The same will happen when moving one of the Cues around a shot change while Snap to shot changes on set cues option is on: holding Ctrl will allow you to override it and move the cue closer to the shot change.

If the Snap to Shot Changes option in Preferences is activated, the drag operation will automatically snap to shot changes boundaries.

Clicking the button and then selecting Audio Graph brings up a drop-down menu with additional options:

 Additional Audio Graph options

Additional Audio Graph options

Channel View

In some cases the speech may come from the left or the right audio channel only or it may be a lot more easier only one of the Audio channels to be represented on the Audio Graph. "Mixed Channels" option displays the samples on one, common for the two audio channels line.

Use Speech Filter

Activates additional voice filter to reduce the background noise and sound effects and enhances the peaks.

Clicking with the right mouse button will open context menu that contains some commands related to working with the Timeline.

Subtitling Assistant analysis

The Timeline will change its colors when the video is analyzed by the Subtitling Assistant to signify which parts have been processed already, which are still being analyzed as well as those that were not included for analysis when processing the video in segments:

Timeline will be filled in light-green to signify that this part of the video has already been analyzed, the pale-yellow color signifies the parts which are yet to be analyzed while parts without color identify the parts that have not been analyzed. The particular colors will change depending on the selected EZTitles theme as follows:

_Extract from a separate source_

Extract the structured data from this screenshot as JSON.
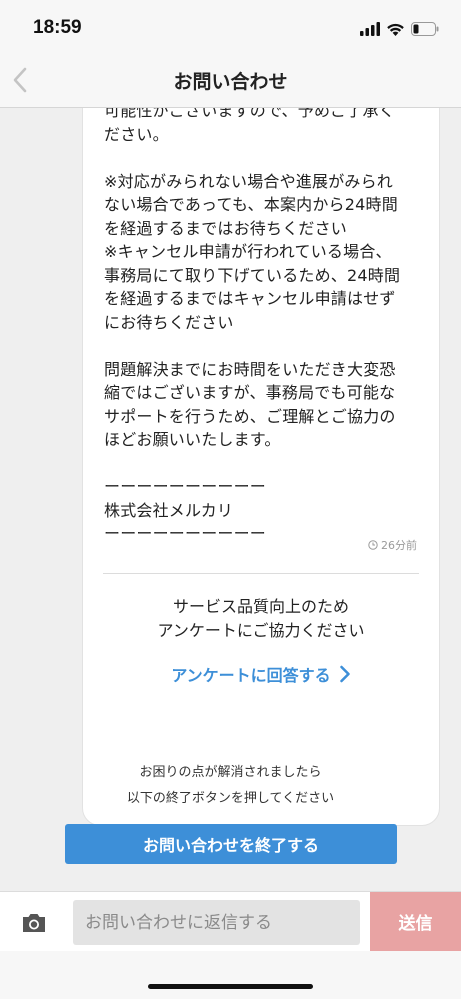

Analyzed parts of the video

Default theme: light-green; Silver theme: light-blue; Dark theme: pale-gray

Parts pending for analysis

Default theme: pale-yellow; Silver theme: pale-yellow; Dark theme: light-red